Natale-Hjorth and his friend, 19-year-old Finnegan Lee Elder, face charges of murder and extortion over the alleged knife attack last week. Police have said the teenagers, both from San Francisco in the United States, have confessed to the crime. An autopsy has shown Mr Rega, who had recently returned to policing duties following his honeymoon, had been stabbed 11 times.

CNN reported the knife used in the stabbing was brought to Europe from the United States by Elder, as court documents have shown the two American students have both turned on one another.

General Francesco Gargaro, of the Provincial Carabinieri Command said the size of the weapon was consistent with some of the stab wounds suffered by Mr Rega. Gen Gargaro commented his injuries were "very big, 17 centimetres deep, the length of the blade".

As they attempt to point the finger of suspicion at one another, court documents have outlined that the two teenager’s accounts of Friday’s events are “absolutely in contrast”. Police have said their own version of events is closer to that of Natale-Hjorth. While Elder is accused of the stabbing both are being held on suspicion of murder and allegedly confessed in the early hours of Friday morning.

"Italy is a state of the rule of law," Conte wrote in the statement on Facebook. "We have principles and consolidated values.
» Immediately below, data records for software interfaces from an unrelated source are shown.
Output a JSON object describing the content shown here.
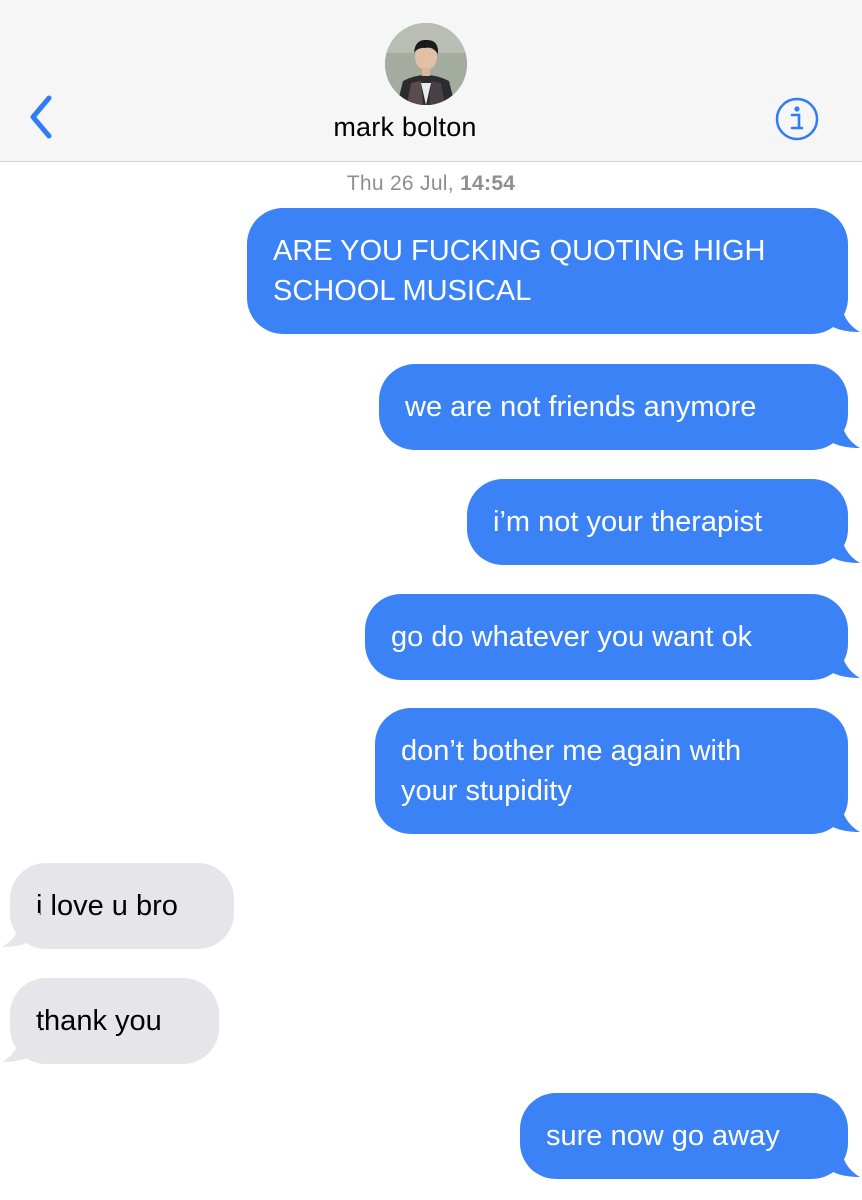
{
  "header": {
    "contact_name": "mark bolton",
    "back_icon": "chevron-left-icon",
    "info_icon": "info-circle-icon"
  },
  "thread": {
    "timestamp_day": "Thu 26 Jul,",
    "timestamp_time": "14:54"
  },
  "messages": [
    {
      "direction": "sent",
      "lines": [
        "ARE YOU FUCKING QUOTING HIGH",
        "SCHOOL MUSICAL"
      ]
    },
    {
      "direction": "sent",
      "lines": [
        "we are not friends anymore"
      ]
    },
    {
      "direction": "sent",
      "lines": [
        "i’m not your therapist"
      ]
    },
    {
      "direction": "sent",
      "lines": [
        "go do whatever you want ok"
      ]
    },
    {
      "direction": "sent",
      "lines": [
        "don’t bother me again with",
        "your stupidity"
      ]
    },
    {
      "direction": "received",
      "lines": [
        "i love u bro"
      ]
    },
    {
      "direction": "received",
      "lines": [
        "thank you"
      ]
    },
    {
      "direction": "sent",
      "lines": [
        "sure now go away"
      ]
    }
  ],
  "colors": {
    "sent_bubble": "#3a82f6",
    "received_bubble": "#e5e5ea",
    "accent": "#2f7cf6",
    "header_bg": "#f6f6f7",
    "timestamp": "#8e8e93"
  }
}
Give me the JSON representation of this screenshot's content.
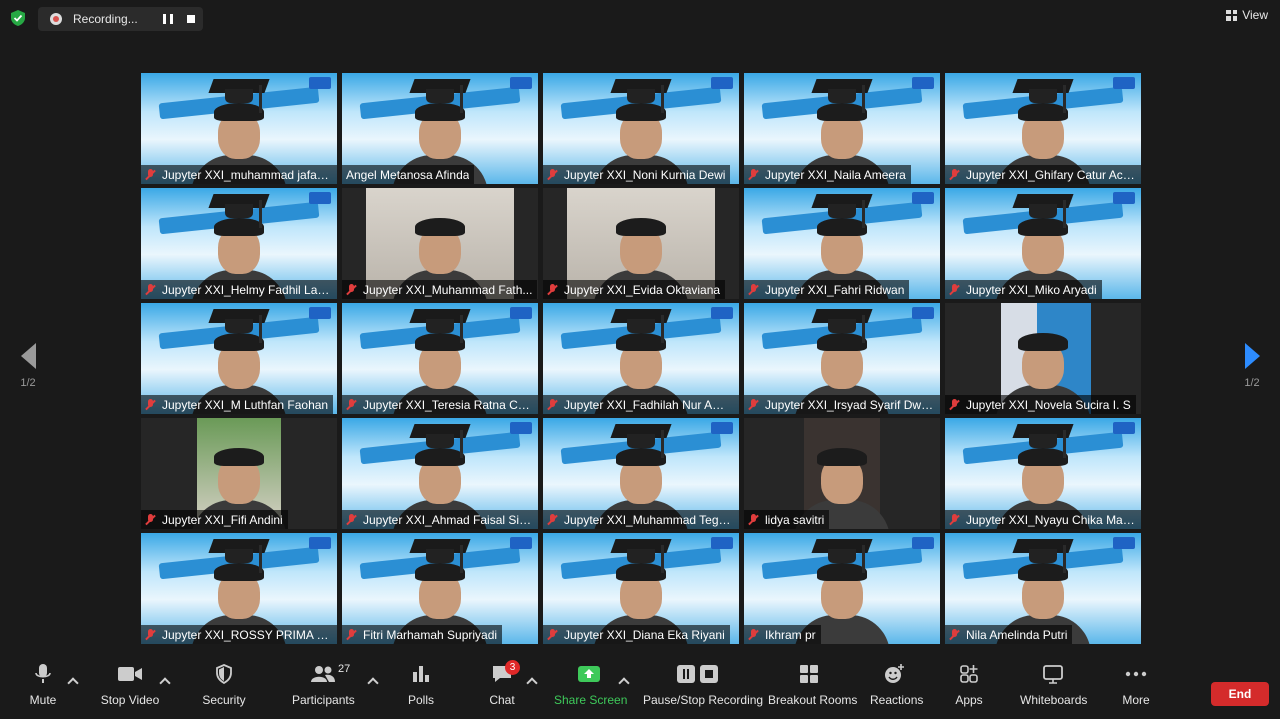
{
  "top_bar": {
    "recording_label": "Recording...",
    "view_label": "View"
  },
  "paging": {
    "left_page": "1/2",
    "right_page": "1/2"
  },
  "participants": [
    {
      "name": "Jupyter XXI_muhammad jafar ...",
      "background": "ceremony",
      "muted": true
    },
    {
      "name": "Angel Metanosa Afinda",
      "background": "ceremony",
      "muted": false,
      "active_speaker": true
    },
    {
      "name": "Jupyter XXI_Noni Kurnia Dewi",
      "background": "ceremony",
      "muted": true
    },
    {
      "name": "Jupyter XXI_Naila Ameera",
      "background": "ceremony",
      "muted": true
    },
    {
      "name": "Jupyter XXI_Ghifary Catur Ach...",
      "background": "ceremony",
      "muted": true
    },
    {
      "name": "Jupyter XXI_Helmy Fadhil Lan...",
      "background": "ceremony",
      "muted": true
    },
    {
      "name": "Jupyter XXI_Muhammad Fath...",
      "background": "wall",
      "muted": true
    },
    {
      "name": "Jupyter XXI_Evida Oktaviana",
      "background": "wall",
      "muted": true
    },
    {
      "name": "Jupyter XXI_Fahri Ridwan",
      "background": "ceremony",
      "muted": true
    },
    {
      "name": "Jupyter XXI_Miko Aryadi",
      "background": "ceremony",
      "muted": true
    },
    {
      "name": "Jupyter XXI_M Luthfan Faohan",
      "background": "ceremony",
      "muted": true
    },
    {
      "name": "Jupyter XXI_Teresia Ratna Cali...",
      "background": "ceremony",
      "muted": true
    },
    {
      "name": "Jupyter XXI_Fadhilah Nur Ama...",
      "background": "ceremony",
      "muted": true
    },
    {
      "name": "Jupyter XXI_Irsyad Syarif Dwi ...",
      "background": "ceremony",
      "muted": true
    },
    {
      "name": "Jupyter XXI_Novela Sucira I. S",
      "background": "blue",
      "muted": true
    },
    {
      "name": "Jupyter XXI_Fifi Andini",
      "background": "green",
      "muted": true
    },
    {
      "name": "Jupyter XXI_Ahmad Faisal Sire...",
      "background": "ceremony",
      "muted": true
    },
    {
      "name": "Jupyter XXI_Muhammad Tega...",
      "background": "ceremony",
      "muted": true
    },
    {
      "name": "lidya savitri",
      "background": "dark",
      "muted": true
    },
    {
      "name": "Jupyter XXI_Nyayu Chika Mar...",
      "background": "ceremony",
      "muted": true
    },
    {
      "name": "Jupyter XXI_ROSSY PRIMA NA...",
      "background": "ceremony",
      "muted": true
    },
    {
      "name": "Fitri Marhamah Supriyadi",
      "background": "ceremony",
      "muted": true
    },
    {
      "name": "Jupyter XXI_Diana Eka Riyani",
      "background": "ceremony",
      "muted": true
    },
    {
      "name": "Ikhram pr",
      "background": "ceremony",
      "muted": true
    },
    {
      "name": "Nila Amelinda Putri",
      "background": "ceremony",
      "muted": true
    }
  ],
  "toolbar": {
    "mute": "Mute",
    "stop_video": "Stop Video",
    "security": "Security",
    "participants": "Participants",
    "participants_count": "27",
    "polls": "Polls",
    "chat": "Chat",
    "chat_badge": "3",
    "share_screen": "Share Screen",
    "pause_stop_recording": "Pause/Stop Recording",
    "breakout_rooms": "Breakout Rooms",
    "reactions": "Reactions",
    "apps": "Apps",
    "whiteboards": "Whiteboards",
    "more": "More",
    "end": "End"
  },
  "colors": {
    "share_green": "#3ec95a",
    "end_red": "#d42b2b",
    "active_border": "#c7d45a",
    "next_arrow": "#2d8cff"
  }
}
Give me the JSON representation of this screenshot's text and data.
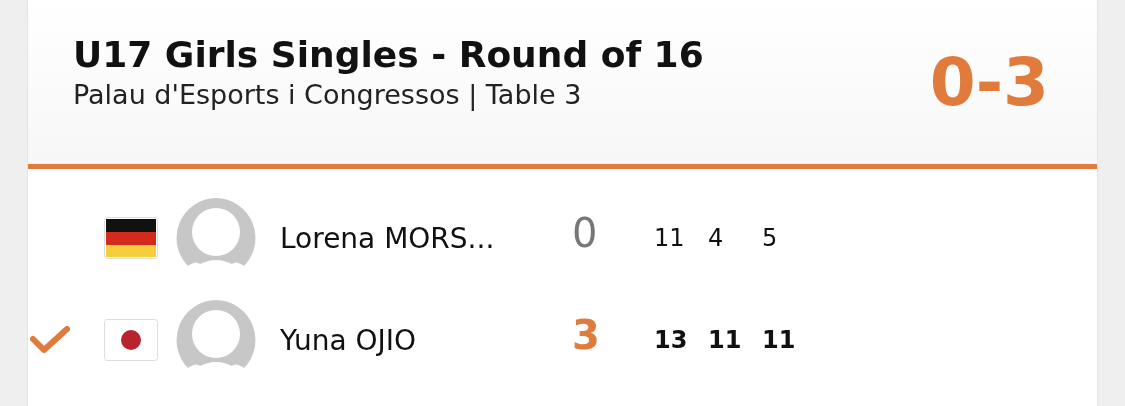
{
  "match": {
    "title": "U17 Girls Singles - Round of 16",
    "subtitle": "Palau d'Esports i Congressos | Table 3",
    "score": "0-3"
  },
  "players": [
    {
      "kind": "de",
      "name": "Lorena MORS...",
      "winner": false,
      "sets": "0",
      "games": [
        "11",
        "4",
        "5"
      ]
    },
    {
      "kind": "jp",
      "name": "Yuna OJIO",
      "winner": true,
      "sets": "3",
      "games": [
        "13",
        "11",
        "11"
      ]
    }
  ]
}
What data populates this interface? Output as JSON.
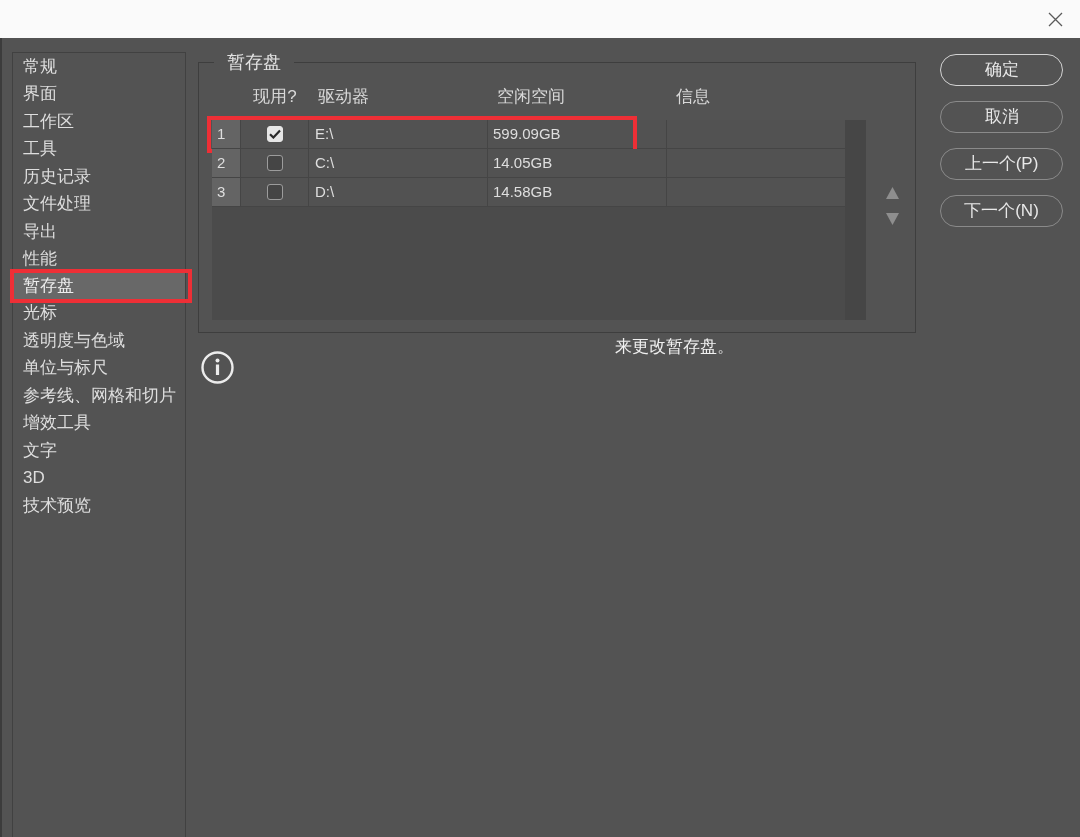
{
  "sidebar": {
    "items": [
      {
        "label": "常规",
        "selected": false,
        "highlighted": false
      },
      {
        "label": "界面",
        "selected": false,
        "highlighted": false
      },
      {
        "label": "工作区",
        "selected": false,
        "highlighted": false
      },
      {
        "label": "工具",
        "selected": false,
        "highlighted": false
      },
      {
        "label": "历史记录",
        "selected": false,
        "highlighted": false
      },
      {
        "label": "文件处理",
        "selected": false,
        "highlighted": false
      },
      {
        "label": "导出",
        "selected": false,
        "highlighted": false
      },
      {
        "label": "性能",
        "selected": false,
        "highlighted": false
      },
      {
        "label": "暂存盘",
        "selected": true,
        "highlighted": true
      },
      {
        "label": "光标",
        "selected": false,
        "highlighted": false
      },
      {
        "label": "透明度与色域",
        "selected": false,
        "highlighted": false
      },
      {
        "label": "单位与标尺",
        "selected": false,
        "highlighted": false
      },
      {
        "label": "参考线、网格和切片",
        "selected": false,
        "highlighted": false
      },
      {
        "label": "增效工具",
        "selected": false,
        "highlighted": false
      },
      {
        "label": "文字",
        "selected": false,
        "highlighted": false
      },
      {
        "label": "3D",
        "selected": false,
        "highlighted": false
      },
      {
        "label": "技术预览",
        "selected": false,
        "highlighted": false
      }
    ]
  },
  "scratch_disks": {
    "title": "暂存盘",
    "columns": [
      "现用?",
      "驱动器",
      "空闲空间",
      "信息"
    ],
    "rows": [
      {
        "number": "1",
        "active": true,
        "drive": "E:\\",
        "free_space": "599.09GB",
        "highlighted": true
      },
      {
        "number": "2",
        "active": false,
        "drive": "C:\\",
        "free_space": "14.05GB",
        "highlighted": false
      },
      {
        "number": "3",
        "active": false,
        "drive": "D:\\",
        "free_space": "14.58GB",
        "highlighted": false
      }
    ]
  },
  "hint": "来更改暂存盘。",
  "buttons": [
    {
      "label": "确定",
      "default": true
    },
    {
      "label": "取消",
      "default": false
    },
    {
      "label": "上一个(P)",
      "default": false
    },
    {
      "label": "下一个(N)",
      "default": false
    }
  ]
}
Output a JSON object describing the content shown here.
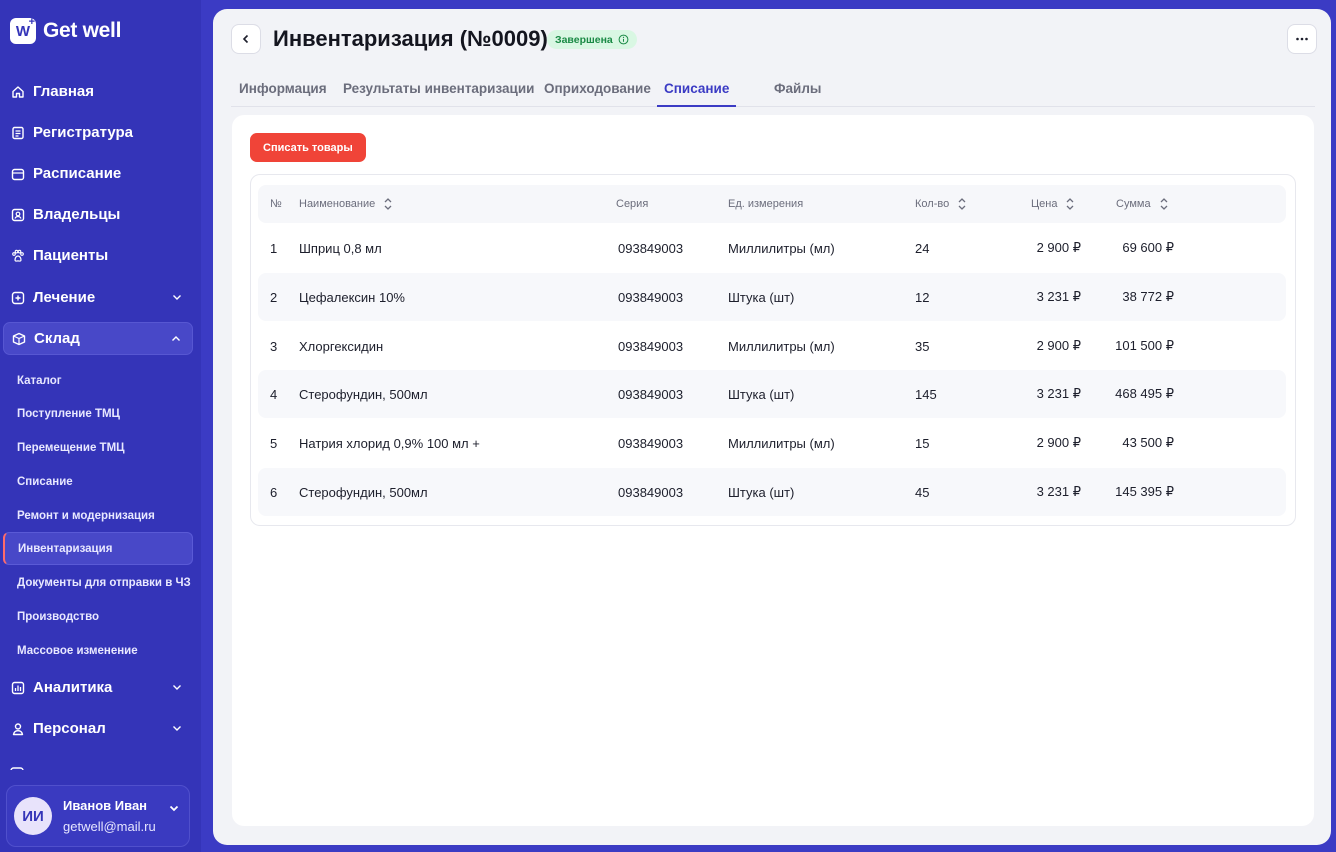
{
  "app": {
    "logo_mark": "W",
    "name": "Get well"
  },
  "sidebar": {
    "items": [
      {
        "label": "Главная",
        "icon": "home-icon"
      },
      {
        "label": "Регистратура",
        "icon": "register-icon"
      },
      {
        "label": "Расписание",
        "icon": "calendar-icon"
      },
      {
        "label": "Владельцы",
        "icon": "owners-icon"
      },
      {
        "label": "Пациенты",
        "icon": "paw-icon"
      },
      {
        "label": "Лечение",
        "icon": "plus-square-icon"
      },
      {
        "label": "Склад",
        "icon": "box-icon"
      }
    ],
    "sub_items": [
      "Каталог",
      "Поступление ТМЦ",
      "Перемещение ТМЦ",
      "Списание",
      "Ремонт и модернизация",
      "Инвентаризация",
      "Документы для отправки в ЧЗ",
      "Производство",
      "Массовое изменение"
    ],
    "bottom_items": [
      {
        "label": "Аналитика",
        "icon": "chart-icon"
      },
      {
        "label": "Персонал",
        "icon": "person-icon"
      }
    ]
  },
  "user": {
    "initials": "ИИ",
    "name": "Иванов Иван",
    "email": "getwell@mail.ru"
  },
  "header": {
    "title": "Инвентаризация (№0009)",
    "status": "Завершена"
  },
  "tabs": [
    "Информация",
    "Результаты инвентаризации",
    "Оприходование",
    "Списание",
    "Файлы"
  ],
  "actions": {
    "writeoff_label": "Списать товары"
  },
  "table": {
    "headers": {
      "num": "№",
      "name": "Наименование",
      "series": "Серия",
      "unit": "Ед. измерения",
      "qty": "Кол-во",
      "price": "Цена",
      "sum": "Сумма"
    },
    "rows": [
      [
        "1",
        "Шприц 0,8 мл",
        "093849003",
        "Миллилитры (мл)",
        "24",
        "2 900 ₽",
        "69 600 ₽"
      ],
      [
        "2",
        "Цефалексин 10%",
        "093849003",
        "Штука (шт)",
        "12",
        "3 231 ₽",
        "38 772 ₽"
      ],
      [
        "3",
        "Хлоргексидин",
        "093849003",
        "Миллилитры (мл)",
        "35",
        "2 900 ₽",
        "101 500 ₽"
      ],
      [
        "4",
        "Стерофундин, 500мл",
        "093849003",
        "Штука (шт)",
        "145",
        "3 231 ₽",
        "468 495 ₽"
      ],
      [
        "5",
        "Натрия хлорид 0,9% 100 мл +",
        "093849003",
        "Миллилитры (мл)",
        "15",
        "2 900 ₽",
        "43 500 ₽"
      ],
      [
        "6",
        "Стерофундин, 500мл",
        "093849003",
        "Штука (шт)",
        "45",
        "3 231 ₽",
        "145 395 ₽"
      ]
    ]
  },
  "colors": {
    "sidebar_bg": "#3434b8",
    "accent": "#3b3bc4",
    "danger": "#f04438",
    "success_bg": "#d9f7e3",
    "success_text": "#1a8a45"
  }
}
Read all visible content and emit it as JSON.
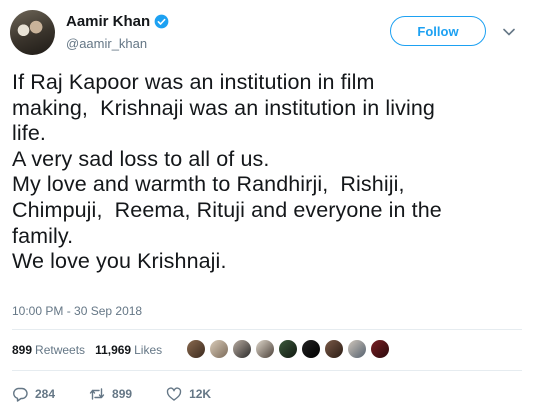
{
  "author": {
    "name": "Aamir Khan",
    "handle": "@aamir_khan"
  },
  "follow_label": "Follow",
  "tweet_lines": [
    "If Raj Kapoor was an institution in film",
    "making,  Krishnaji was an institution in living",
    "life.",
    "A very sad loss to all of us.",
    "My love and warmth to Randhirji,  Rishiji,",
    "Chimpuji,  Reema, Rituji and everyone in the",
    "family.",
    "We love you Krishnaji."
  ],
  "timestamp": "10:00 PM - 30 Sep 2018",
  "stats": {
    "retweets_count": "899",
    "retweets_label": "Retweets",
    "likes_count": "11,969",
    "likes_label": "Likes"
  },
  "actions": {
    "replies": "284",
    "retweets": "899",
    "likes": "12K"
  },
  "colors": {
    "accent": "#1da1f2",
    "text": "#14171a",
    "muted": "#657786"
  }
}
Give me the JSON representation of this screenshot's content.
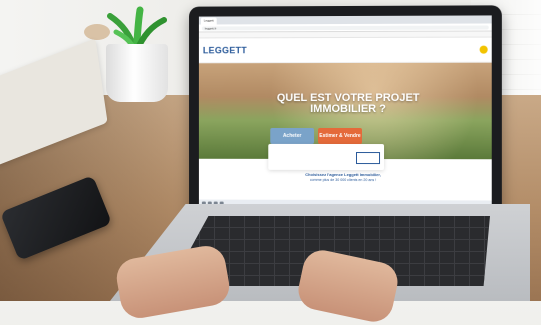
{
  "browser": {
    "tabs": [
      "Leggett"
    ],
    "url": "leggett.fr"
  },
  "site": {
    "logo": "LEGGETT",
    "logo_subtitle": "",
    "nav": [
      "",
      "",
      "",
      "",
      ""
    ],
    "hero": {
      "title": "QUEL EST VOTRE PROJET IMMOBILIER ?",
      "subtitle": ""
    },
    "cta": {
      "buy_label": "Acheter",
      "sell_label": "Estimer & Vendre"
    },
    "search_panel": {
      "field1_label": "",
      "field2_label": "",
      "button_label": ""
    },
    "taglines": [
      "Choisissez l'agence Leggett Immobilier,",
      "comme plus de 30 000 clients en 20 ans !"
    ]
  },
  "colors": {
    "brand_blue": "#2a5a9a",
    "buy_blue": "#7aa3c9",
    "sell_orange": "#e46a3a"
  }
}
We must avoid being swept along by the wave of emotional reactions, while also taking into account that our legislation provides for life sentences for murder without any reduction in the term to be served,” he added.

The Italian Prime Minister’s statements were more tempered than those of his Interior Minister Matteo Salvini, a right-wing firebrand who may ride a continuing wave of populist sentiment to replace Mr Conte. Mr Salvini denounced those with misgivings over the American’s mistreatment.

“Hoping that the killer of our poor Carabiniere never gets out of prison, I remind do-gooders that in the United States, whoever kills risks the death penalty,” tweeted Interior Minister Matteo Salvini. “I’m not saying we’ll get to that, but yes to a life in prison [in labor, obviously],” Mr Salvini wrote on Twitter.

The polarising Italian populist was in attendance with hundreds of mourners at Mr Rega’s funeral, where he was reportedly welcomed with applause. Flowers were laid for the slain police officer by the leaders of Italy’s Senate and Chamber of Deputies as well as the Minister of Defence and the General Commander of the Caribinieri, La Repubblica reported.

At a court hearing into the case on Monday the judge in Rome said the two American suspects would be held in jail as they awaited trial. The judge said the pair showed a "total absence of self-control and critical capacity, highlighting that they are dangerous to society".

The teenagers were arrested last week after series of events beginning with a bogus drug deal ended with Mr Rega losing his life. The two students were reportedly staying at a luxury hotel in the Italian capital, while on holiday, and had attempted to purchase cocaine from a man who took them to a local drug dealer.

When they discovered the white powder they had been given was crushed up aspirin they stole they stole the first man’s bag, which also contained his phone, demanding money and cocaine before they would return it.

The middleman then reported the theft to police at which point Mr Rega and a colleague went to find the two Americans near their hotel. A physical altercation followed during which Elder is accused of stabbing Mr Rega. Meanwhile police have said Natale-Hjorth assaulted the second, unnamed policeman.

The 19-year-old has said because Mr Rega was in plainclothes he believed him to be another drug-dealer. Police have said the knife, used to stab the police officer, was discovered in the two students’ hotel room, where they were arrested.